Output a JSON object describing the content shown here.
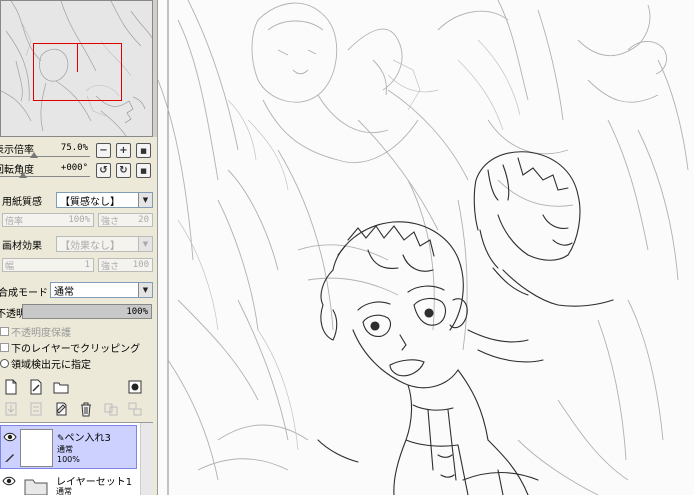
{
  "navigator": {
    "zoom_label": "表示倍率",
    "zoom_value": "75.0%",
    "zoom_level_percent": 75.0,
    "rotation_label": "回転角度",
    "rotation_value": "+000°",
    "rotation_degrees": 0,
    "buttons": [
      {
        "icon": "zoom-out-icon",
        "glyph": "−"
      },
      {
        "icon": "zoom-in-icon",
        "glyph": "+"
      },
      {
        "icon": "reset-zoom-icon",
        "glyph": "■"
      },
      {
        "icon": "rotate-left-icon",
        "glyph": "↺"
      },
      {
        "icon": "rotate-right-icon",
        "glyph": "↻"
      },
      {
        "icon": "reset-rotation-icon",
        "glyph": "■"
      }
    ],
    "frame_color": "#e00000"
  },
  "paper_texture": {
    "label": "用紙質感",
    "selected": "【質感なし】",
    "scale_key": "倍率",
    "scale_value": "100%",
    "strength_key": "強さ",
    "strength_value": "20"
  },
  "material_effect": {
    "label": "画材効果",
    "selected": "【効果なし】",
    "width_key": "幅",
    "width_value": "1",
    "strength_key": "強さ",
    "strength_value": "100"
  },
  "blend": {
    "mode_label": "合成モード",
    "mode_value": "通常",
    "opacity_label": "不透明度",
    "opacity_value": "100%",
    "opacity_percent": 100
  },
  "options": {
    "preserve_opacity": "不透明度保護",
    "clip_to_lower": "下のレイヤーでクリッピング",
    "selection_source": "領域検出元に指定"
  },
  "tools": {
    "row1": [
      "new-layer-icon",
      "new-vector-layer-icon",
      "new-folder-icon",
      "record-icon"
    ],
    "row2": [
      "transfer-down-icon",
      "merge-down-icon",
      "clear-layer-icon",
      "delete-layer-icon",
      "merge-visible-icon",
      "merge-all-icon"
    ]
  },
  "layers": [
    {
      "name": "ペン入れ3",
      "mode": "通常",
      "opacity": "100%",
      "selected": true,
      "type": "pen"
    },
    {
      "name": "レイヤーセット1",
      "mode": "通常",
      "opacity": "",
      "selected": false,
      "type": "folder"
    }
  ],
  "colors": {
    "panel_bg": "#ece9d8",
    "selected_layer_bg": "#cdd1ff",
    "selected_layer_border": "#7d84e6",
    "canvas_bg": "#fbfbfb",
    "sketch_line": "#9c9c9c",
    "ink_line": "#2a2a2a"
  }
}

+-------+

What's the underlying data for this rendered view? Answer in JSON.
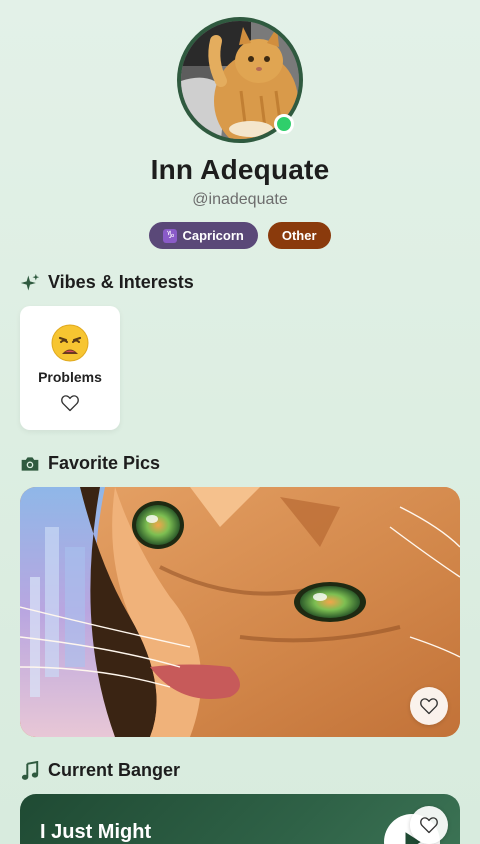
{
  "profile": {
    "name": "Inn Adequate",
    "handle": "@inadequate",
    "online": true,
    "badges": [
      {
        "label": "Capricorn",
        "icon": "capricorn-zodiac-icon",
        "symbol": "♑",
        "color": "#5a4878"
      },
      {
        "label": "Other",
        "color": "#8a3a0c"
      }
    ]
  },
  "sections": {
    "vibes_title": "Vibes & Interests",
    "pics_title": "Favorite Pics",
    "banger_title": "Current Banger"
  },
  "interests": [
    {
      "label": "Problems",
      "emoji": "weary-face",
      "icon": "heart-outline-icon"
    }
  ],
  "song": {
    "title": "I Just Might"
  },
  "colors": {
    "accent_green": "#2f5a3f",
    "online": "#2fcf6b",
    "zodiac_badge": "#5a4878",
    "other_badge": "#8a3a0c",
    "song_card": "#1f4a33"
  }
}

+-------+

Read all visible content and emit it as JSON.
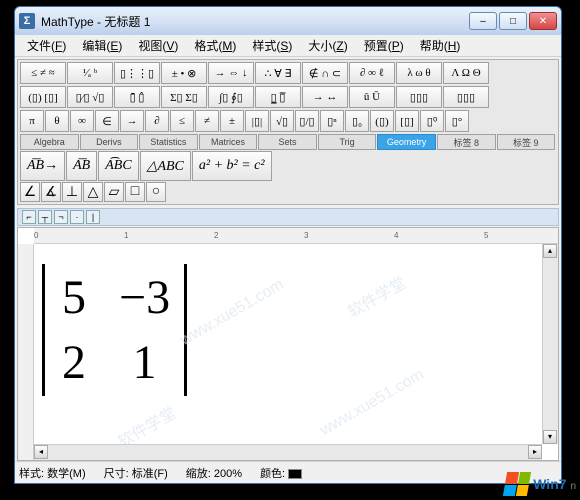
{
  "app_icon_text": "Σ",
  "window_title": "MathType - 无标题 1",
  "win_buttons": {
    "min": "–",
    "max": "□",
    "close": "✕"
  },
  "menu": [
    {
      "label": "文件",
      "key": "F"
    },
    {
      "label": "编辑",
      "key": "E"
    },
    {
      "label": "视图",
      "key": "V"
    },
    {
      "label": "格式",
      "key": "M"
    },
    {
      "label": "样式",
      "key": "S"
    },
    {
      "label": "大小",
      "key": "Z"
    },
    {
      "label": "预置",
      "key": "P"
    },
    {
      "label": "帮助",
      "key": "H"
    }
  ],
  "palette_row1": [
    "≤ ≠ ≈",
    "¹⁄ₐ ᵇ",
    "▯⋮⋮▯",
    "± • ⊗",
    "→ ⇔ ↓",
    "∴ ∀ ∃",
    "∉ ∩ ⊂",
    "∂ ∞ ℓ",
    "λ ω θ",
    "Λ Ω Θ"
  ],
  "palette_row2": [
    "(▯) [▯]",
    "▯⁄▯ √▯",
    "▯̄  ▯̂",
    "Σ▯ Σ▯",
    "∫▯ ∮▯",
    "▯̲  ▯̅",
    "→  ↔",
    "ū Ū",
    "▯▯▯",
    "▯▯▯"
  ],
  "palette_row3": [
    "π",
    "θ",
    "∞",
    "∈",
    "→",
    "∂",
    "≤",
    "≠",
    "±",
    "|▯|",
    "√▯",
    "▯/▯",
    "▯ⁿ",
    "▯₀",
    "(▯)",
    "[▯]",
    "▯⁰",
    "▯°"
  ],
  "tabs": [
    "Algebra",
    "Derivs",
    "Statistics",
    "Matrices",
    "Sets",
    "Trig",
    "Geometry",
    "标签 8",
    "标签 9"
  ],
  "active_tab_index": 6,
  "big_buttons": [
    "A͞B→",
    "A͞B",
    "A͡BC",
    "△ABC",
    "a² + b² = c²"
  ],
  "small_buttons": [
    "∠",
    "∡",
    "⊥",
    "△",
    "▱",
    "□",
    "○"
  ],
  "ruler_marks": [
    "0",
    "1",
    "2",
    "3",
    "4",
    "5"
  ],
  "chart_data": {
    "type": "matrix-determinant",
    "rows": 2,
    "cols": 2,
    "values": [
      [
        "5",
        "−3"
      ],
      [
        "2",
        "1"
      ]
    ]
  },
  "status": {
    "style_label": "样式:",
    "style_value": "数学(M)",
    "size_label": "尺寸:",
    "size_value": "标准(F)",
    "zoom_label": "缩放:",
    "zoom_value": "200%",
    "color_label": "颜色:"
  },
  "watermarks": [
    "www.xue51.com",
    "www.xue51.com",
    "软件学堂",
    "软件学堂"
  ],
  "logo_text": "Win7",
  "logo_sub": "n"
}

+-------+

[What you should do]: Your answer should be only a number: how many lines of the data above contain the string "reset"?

[Task answer]: 2